In fact, Chris was sitting courtside with Kid Rock during the brawl at Auburn Hills on November 19, 2004. He and Sweeney are quite close, with the two having appeared together in "The Cutting Edge" (1992) and "Two Tickets to Paradise" (2007) in addition to Chelios being the godfather to Sweeney's son, Cade.
Chris and his family (along with Hamilton) can be seen Stand up paddle surfing. He credits the activity with helping him maintain his long career. He is a regular at Michigan State University hockey games, cheering on his sons Jake and Dean.
On December 28, 2009, in Westmont, Illinois, Chris was arrested for driving under the influence. He was the only occupant of the vehicle that was stopped. The vehicle was towed and Chris was taken to the Westmont station, where he was charged, processed, and posted bond.
In March of 2010, a judge reviewed the video tape of the arrest. The case was dismissed for lack of probable cause to stop, and evidence the tape provided, that Chris was not impaired.
Chris maintains a home in Malibu, California and is well known as a member of the group of celebrity home owners and friends called the Malibu Mob. Other members include John McGinley, John Cusack, Kelsey Grammer, actor Tony Danza, big-wave surfer Laird Hamilton, beach volleyball pro Gabrielle Reece, Justin Long, Ed O'Neill, Max Wright, Detroit area musician Kid Rock and tennis great John McEnroe.
Chris has two restaurant/bars in Dearborn (opened in 2003) and Detroit (opened in 2006), Michigan (Cheli's Chili Bar I and Cheli's Chili Bar II). In 2008, he opened a third location in Clinton Township, Michigan. Chris previously owned a Cheli's Chili Bar on West Madison in Chicago (near the United Center) but this closed after his move to the Red Wings.
On January 2, 2007, two employees of Cheli's in Detroit were fatally stabbed. Megan Soroka (49 years old) was a manager at the restaurant and Mark Barnard (52 years old) was a chef. Police arrested Justin Blackshere (17 years old) who allegedly confessed to the crime. He was a busboy at the restaurant and was fired in November of 2006.
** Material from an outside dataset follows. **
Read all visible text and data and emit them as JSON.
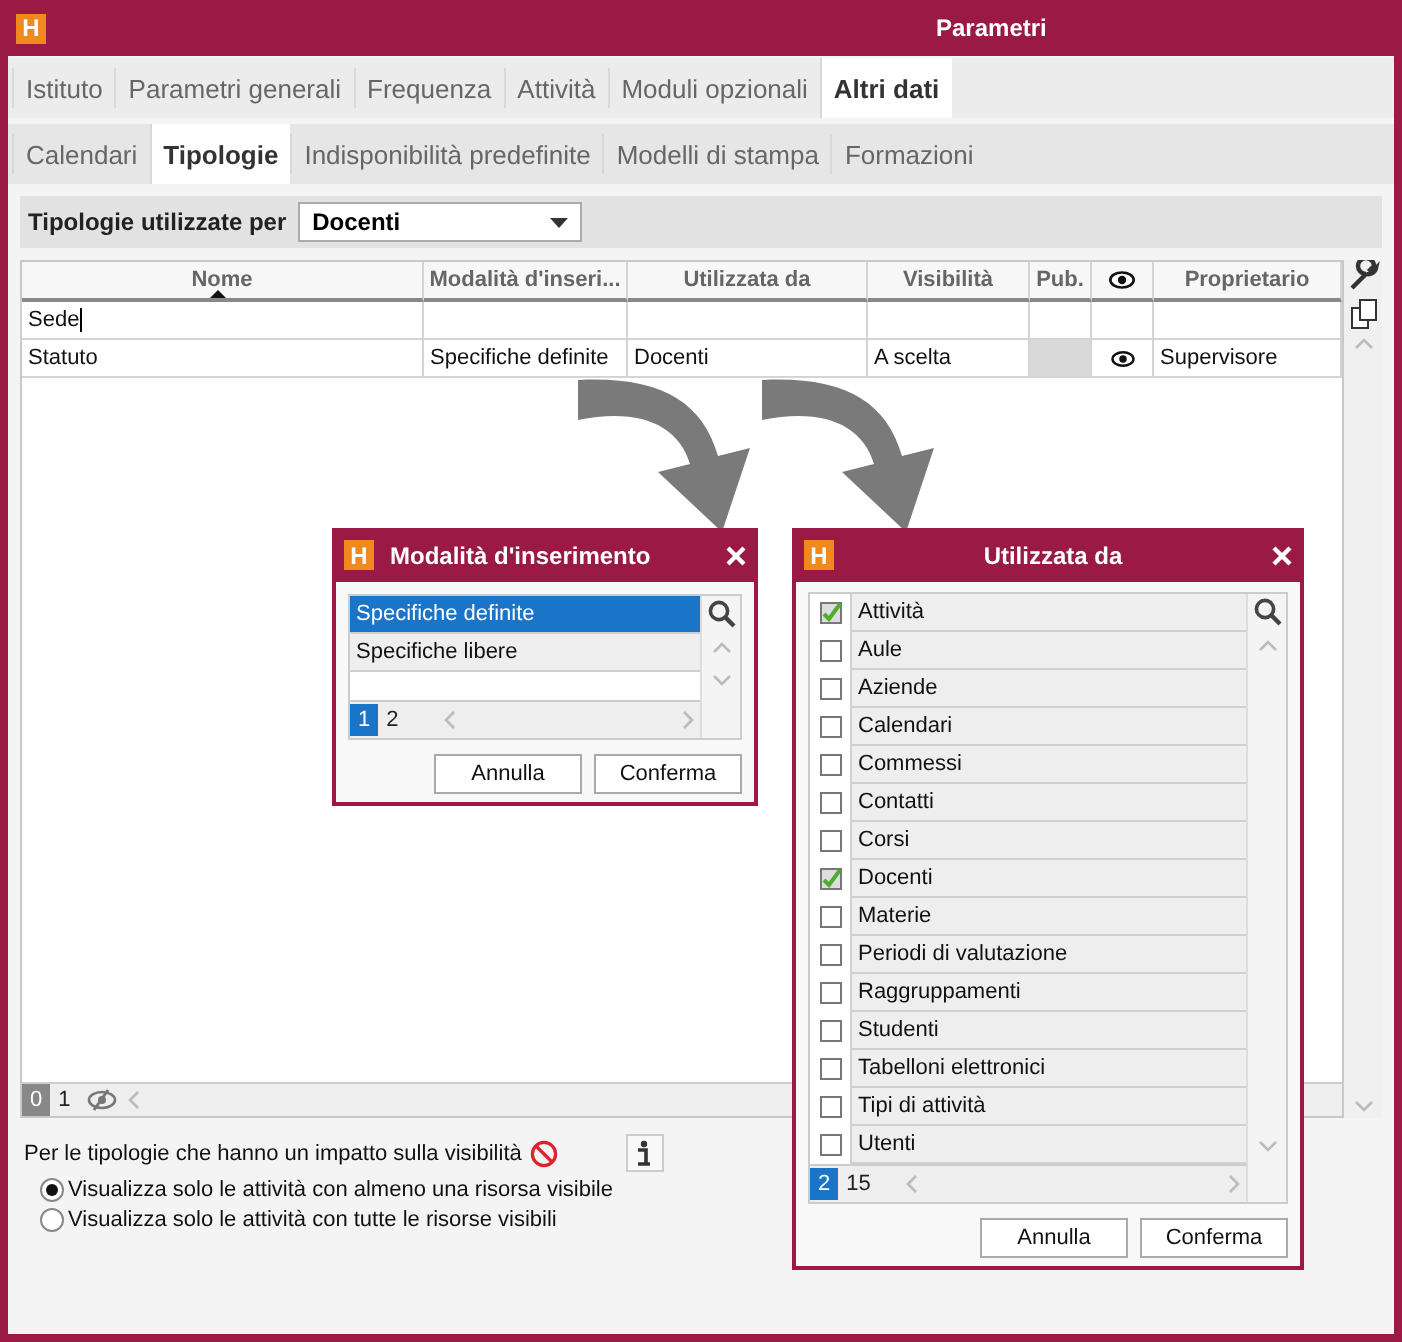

Blackshere's pregnant girlfriend had also been fired from her job as a dishwasher. Blackshere was found guilty of murder in the first degree on August 22, 2007. He was sentenced to life in prison without parole on September 7, 2007.
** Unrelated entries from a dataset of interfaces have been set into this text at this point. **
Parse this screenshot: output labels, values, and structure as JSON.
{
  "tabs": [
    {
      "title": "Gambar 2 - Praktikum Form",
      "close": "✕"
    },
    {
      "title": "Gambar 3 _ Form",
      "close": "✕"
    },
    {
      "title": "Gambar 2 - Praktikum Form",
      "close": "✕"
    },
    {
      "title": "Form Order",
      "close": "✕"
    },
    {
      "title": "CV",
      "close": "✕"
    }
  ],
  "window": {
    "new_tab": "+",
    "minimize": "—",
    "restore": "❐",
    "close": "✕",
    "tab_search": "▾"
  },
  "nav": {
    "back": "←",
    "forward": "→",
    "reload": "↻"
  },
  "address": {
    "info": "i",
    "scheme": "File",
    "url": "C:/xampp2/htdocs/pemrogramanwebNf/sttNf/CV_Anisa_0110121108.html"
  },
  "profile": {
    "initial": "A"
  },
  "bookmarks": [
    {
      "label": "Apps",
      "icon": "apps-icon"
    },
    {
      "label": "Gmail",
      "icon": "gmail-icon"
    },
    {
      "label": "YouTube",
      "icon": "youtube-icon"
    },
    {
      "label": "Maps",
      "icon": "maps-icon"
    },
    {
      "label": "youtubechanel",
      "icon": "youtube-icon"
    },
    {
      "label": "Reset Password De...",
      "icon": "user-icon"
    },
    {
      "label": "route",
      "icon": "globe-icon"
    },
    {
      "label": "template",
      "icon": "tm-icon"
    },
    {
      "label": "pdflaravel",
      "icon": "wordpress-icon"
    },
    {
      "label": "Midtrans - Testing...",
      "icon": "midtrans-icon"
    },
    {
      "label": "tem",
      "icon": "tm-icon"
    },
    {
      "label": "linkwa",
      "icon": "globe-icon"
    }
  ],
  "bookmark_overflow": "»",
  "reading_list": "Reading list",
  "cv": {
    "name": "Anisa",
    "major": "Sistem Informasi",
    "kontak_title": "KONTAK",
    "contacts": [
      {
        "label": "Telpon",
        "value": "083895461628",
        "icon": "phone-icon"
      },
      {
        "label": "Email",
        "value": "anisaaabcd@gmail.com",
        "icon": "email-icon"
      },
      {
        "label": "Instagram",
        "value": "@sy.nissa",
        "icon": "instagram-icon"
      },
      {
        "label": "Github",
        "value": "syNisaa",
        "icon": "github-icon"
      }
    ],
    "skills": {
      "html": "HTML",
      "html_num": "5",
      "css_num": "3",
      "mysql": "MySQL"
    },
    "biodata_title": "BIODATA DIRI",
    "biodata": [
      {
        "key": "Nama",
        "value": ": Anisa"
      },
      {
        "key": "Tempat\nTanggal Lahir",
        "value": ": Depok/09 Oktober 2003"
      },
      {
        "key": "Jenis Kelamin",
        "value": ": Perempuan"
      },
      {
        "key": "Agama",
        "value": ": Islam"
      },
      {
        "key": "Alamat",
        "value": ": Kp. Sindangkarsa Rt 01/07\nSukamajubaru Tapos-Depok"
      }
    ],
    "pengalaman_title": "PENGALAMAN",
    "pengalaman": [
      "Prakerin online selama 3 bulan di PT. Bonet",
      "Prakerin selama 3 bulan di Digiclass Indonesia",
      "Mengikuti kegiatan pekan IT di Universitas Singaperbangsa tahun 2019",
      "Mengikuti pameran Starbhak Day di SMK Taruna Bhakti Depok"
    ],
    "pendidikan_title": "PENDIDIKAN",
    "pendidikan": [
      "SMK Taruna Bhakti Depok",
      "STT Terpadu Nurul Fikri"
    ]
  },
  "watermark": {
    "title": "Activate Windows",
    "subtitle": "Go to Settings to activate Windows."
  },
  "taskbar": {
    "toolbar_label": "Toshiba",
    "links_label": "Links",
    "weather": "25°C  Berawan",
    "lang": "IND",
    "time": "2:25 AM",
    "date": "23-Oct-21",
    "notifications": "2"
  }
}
Chris took a leave of absence from the Detroit Red Wings to help the families of his murdered employees. He said, "I'll come back when I feel ready and the families feel ready. I'm just going to try to get through this day by day with everybody." On January 9, 2007, the Red Wings announced that Chris would be playing that night.